**Provided records**

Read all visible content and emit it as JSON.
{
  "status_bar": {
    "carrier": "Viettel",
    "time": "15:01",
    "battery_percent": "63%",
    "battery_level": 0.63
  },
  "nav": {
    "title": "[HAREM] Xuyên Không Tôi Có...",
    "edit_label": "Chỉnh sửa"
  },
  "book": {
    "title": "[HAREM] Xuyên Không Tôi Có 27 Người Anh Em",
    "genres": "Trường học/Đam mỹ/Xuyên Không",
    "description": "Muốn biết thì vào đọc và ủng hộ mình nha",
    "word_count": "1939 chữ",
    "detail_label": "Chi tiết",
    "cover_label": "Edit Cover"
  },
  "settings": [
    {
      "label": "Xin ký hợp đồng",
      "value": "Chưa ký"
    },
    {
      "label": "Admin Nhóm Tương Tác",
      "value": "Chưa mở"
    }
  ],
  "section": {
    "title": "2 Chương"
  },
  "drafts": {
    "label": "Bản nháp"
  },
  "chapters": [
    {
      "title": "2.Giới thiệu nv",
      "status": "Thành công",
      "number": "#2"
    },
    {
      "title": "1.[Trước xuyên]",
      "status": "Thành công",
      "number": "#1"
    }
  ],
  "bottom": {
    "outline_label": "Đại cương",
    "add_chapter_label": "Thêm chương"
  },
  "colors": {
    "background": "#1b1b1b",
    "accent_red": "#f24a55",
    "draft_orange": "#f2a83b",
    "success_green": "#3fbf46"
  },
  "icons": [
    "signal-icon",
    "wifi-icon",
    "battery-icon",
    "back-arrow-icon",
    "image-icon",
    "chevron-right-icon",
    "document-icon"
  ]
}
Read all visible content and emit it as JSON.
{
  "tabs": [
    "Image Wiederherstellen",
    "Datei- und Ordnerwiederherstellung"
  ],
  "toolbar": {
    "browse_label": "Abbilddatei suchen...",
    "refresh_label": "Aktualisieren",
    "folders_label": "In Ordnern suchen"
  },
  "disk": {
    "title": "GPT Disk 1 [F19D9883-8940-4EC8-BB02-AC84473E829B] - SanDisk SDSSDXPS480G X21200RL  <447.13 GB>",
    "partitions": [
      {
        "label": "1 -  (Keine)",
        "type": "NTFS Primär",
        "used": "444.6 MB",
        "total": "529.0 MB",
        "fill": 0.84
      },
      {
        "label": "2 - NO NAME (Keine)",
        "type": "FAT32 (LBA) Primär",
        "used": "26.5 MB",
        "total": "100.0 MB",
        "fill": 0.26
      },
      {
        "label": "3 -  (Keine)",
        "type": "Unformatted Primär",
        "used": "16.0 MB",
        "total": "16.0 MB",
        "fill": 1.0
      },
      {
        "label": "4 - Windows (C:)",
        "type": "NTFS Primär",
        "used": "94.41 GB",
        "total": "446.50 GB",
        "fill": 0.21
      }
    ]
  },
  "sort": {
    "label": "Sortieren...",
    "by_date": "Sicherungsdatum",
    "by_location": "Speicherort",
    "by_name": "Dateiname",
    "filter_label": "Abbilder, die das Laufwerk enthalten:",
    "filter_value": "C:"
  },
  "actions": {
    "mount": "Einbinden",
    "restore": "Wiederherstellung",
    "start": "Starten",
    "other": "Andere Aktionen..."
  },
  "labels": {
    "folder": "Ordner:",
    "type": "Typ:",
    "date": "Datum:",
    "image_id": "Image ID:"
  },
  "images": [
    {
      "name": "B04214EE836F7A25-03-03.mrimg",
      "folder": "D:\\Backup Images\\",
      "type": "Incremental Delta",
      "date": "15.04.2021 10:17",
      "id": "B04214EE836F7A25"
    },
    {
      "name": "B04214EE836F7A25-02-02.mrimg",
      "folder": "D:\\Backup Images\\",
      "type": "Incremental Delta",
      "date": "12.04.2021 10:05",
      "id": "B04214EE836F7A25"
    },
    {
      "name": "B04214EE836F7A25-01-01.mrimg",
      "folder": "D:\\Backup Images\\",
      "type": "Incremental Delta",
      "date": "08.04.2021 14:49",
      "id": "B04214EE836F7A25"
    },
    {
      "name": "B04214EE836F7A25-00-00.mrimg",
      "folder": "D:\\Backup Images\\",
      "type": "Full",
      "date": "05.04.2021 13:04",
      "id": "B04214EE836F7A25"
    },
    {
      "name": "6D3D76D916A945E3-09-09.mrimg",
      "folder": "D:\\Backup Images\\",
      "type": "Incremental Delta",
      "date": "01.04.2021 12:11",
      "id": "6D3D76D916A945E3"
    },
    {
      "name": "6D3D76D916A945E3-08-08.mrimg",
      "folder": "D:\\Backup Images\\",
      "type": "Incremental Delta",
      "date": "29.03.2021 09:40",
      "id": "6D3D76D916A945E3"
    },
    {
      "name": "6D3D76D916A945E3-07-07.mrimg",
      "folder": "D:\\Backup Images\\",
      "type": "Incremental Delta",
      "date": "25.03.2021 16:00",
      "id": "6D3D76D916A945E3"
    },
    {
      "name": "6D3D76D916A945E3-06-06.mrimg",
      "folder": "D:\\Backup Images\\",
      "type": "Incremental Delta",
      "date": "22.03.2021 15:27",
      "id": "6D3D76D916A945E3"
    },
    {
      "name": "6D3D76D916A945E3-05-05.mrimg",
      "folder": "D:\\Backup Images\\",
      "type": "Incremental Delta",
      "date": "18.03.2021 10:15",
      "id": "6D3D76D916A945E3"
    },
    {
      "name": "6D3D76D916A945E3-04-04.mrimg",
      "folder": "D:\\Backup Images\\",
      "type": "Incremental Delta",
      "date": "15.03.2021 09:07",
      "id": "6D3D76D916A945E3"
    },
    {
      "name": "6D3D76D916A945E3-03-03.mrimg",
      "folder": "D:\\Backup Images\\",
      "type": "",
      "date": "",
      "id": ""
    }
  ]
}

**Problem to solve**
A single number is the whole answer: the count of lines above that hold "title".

**Output of the exercise**
6